A new study from researchers at the University of Texas Health Science Center suggests that children and teens who have previously been infected with COVID-19 develop natural antibodies that can last for months after the initial infection.
Starting in October 2020, the researchers looked at three separate draws of blood, each a couple months apart, from 218 children between the ages of five and 19 years of age. The participants were part of the Texas Coronavirus Antibody REsponse Survey, aka CARES, which started before the vaccine became available.
Of the 218 participants, 75, or 34.4%, tested positive for antibodies with their first sample. During the second draw, two of the 75 went from positive to negative for antibodies. The researchers found that 96% of participants who had antibodies in the second drawing continued to have natural antibodies to the virus after the third one.
"These findings are important because the information we collected from children infected with COVID-19 didn't differ at all by whether a child was asymptomatic, severity of symptoms, when they had the virus, were at a healthy weight or had obesity, or by gender. It was the same for everyone,” said Sarah Messiah, corresponding author of the study and professor of epidemiology, human genetics, and environmental sciences at UTHealth School of Public Health Dallas campus
Still, 58% of the samples were negative for infection-induced antibodies at the third and final measurement, which means that vaccination is still a key component in protection against the virus, even for those who have previously contracted it.
“Adult literature shows us that natural infection, plus the vaccine-induced protection, gives you the best defense against COVID-19. There has been a misunderstanding from some parents who think just because their child has had COVID-19, they are now protected and don't need to get the vaccine,” Messiah explained.
“While our study is encouraging in that some amount natural antibodies last at least six months in children, we still don't know the absolute protection threshold. We have a great tool available to give children additional protection by getting their vaccine, so if your child is eligible, take advantage of it.”

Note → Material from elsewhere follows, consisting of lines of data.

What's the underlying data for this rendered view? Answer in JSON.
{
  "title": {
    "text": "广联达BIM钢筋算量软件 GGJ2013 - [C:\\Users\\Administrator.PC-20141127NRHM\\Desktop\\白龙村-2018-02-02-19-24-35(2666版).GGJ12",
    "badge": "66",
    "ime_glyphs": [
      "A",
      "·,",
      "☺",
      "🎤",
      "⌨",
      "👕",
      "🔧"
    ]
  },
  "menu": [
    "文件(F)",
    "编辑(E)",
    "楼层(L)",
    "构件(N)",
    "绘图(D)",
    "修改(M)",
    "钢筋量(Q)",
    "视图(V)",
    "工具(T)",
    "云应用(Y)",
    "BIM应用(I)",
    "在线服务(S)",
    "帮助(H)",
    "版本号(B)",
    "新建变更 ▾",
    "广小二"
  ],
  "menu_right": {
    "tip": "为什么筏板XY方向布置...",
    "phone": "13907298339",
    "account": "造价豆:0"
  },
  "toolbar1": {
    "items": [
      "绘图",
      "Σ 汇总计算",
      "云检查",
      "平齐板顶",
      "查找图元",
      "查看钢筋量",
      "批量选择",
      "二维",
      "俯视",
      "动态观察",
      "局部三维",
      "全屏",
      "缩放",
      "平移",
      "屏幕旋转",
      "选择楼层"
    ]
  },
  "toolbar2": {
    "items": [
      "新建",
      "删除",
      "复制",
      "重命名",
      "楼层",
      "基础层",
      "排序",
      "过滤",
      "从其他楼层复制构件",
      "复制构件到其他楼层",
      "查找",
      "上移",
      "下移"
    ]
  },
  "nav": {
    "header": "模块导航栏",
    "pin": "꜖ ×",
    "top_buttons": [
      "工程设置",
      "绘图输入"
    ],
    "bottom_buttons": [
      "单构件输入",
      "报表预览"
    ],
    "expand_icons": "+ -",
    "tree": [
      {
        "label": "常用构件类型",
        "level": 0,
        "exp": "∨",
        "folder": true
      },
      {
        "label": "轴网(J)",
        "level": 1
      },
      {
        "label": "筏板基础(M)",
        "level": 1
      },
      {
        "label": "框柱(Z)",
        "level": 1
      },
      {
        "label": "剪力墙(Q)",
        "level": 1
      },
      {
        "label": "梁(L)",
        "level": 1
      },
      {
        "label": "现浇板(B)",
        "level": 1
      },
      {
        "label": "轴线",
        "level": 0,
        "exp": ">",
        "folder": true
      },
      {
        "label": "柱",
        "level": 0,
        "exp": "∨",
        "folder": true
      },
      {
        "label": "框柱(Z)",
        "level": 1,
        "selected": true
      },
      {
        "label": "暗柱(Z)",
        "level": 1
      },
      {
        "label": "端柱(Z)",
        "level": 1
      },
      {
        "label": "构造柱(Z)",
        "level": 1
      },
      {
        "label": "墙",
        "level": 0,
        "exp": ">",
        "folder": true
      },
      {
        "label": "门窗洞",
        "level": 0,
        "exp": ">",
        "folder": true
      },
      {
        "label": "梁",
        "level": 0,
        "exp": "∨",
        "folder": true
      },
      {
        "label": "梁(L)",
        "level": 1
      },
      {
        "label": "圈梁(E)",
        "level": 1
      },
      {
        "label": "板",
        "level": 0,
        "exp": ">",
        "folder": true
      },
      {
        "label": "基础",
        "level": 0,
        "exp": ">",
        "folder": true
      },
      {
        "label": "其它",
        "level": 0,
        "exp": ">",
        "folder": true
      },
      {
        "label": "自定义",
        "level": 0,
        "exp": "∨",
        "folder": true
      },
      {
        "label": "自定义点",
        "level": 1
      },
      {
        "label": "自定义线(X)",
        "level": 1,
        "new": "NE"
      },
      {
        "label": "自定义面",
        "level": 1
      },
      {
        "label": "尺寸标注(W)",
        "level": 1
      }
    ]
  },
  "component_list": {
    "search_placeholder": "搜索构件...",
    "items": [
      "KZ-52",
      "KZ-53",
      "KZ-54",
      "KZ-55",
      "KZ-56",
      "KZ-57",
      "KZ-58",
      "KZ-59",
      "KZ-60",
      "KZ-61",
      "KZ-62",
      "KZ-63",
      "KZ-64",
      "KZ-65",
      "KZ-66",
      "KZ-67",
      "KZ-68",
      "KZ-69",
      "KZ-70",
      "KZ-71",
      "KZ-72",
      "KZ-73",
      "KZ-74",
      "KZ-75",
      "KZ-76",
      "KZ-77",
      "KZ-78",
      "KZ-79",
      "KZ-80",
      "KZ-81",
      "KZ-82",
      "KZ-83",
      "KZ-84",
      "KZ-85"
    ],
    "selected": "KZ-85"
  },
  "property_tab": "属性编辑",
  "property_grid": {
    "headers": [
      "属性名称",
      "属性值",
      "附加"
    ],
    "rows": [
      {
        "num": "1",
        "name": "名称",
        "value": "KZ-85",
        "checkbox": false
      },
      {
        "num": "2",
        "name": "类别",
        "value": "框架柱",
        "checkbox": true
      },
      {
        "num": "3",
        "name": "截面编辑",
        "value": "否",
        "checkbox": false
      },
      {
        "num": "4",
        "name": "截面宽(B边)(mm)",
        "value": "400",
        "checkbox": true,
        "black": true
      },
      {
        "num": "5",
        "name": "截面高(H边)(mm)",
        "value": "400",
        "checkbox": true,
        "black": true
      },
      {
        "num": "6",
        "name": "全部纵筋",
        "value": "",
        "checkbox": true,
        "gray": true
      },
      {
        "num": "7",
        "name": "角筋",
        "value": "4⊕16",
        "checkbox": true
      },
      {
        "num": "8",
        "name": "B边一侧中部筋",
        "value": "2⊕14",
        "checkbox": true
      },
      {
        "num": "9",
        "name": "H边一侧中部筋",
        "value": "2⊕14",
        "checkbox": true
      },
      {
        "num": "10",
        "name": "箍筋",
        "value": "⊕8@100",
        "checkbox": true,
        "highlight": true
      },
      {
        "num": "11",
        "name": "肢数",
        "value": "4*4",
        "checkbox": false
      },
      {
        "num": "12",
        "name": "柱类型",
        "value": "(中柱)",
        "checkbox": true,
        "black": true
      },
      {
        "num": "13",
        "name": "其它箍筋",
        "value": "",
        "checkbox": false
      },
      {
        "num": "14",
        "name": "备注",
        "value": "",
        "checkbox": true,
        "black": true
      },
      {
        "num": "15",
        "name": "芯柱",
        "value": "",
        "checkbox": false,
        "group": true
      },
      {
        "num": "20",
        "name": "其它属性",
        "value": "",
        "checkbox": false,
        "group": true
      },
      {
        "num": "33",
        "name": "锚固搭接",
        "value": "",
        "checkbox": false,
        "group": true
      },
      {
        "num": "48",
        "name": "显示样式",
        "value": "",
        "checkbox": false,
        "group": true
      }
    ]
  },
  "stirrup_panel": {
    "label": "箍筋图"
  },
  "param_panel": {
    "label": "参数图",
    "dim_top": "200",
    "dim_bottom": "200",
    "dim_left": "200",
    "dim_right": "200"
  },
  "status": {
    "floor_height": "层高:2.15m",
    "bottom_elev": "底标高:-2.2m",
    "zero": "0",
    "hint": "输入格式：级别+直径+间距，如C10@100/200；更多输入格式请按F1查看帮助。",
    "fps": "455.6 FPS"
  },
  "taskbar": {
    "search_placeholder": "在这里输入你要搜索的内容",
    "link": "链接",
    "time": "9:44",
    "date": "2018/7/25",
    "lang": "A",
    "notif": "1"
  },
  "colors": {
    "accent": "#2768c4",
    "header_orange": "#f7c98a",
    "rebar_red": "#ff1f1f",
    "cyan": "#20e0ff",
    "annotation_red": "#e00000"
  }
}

To date, 14 million children in the United States have tested positive for COVID-19.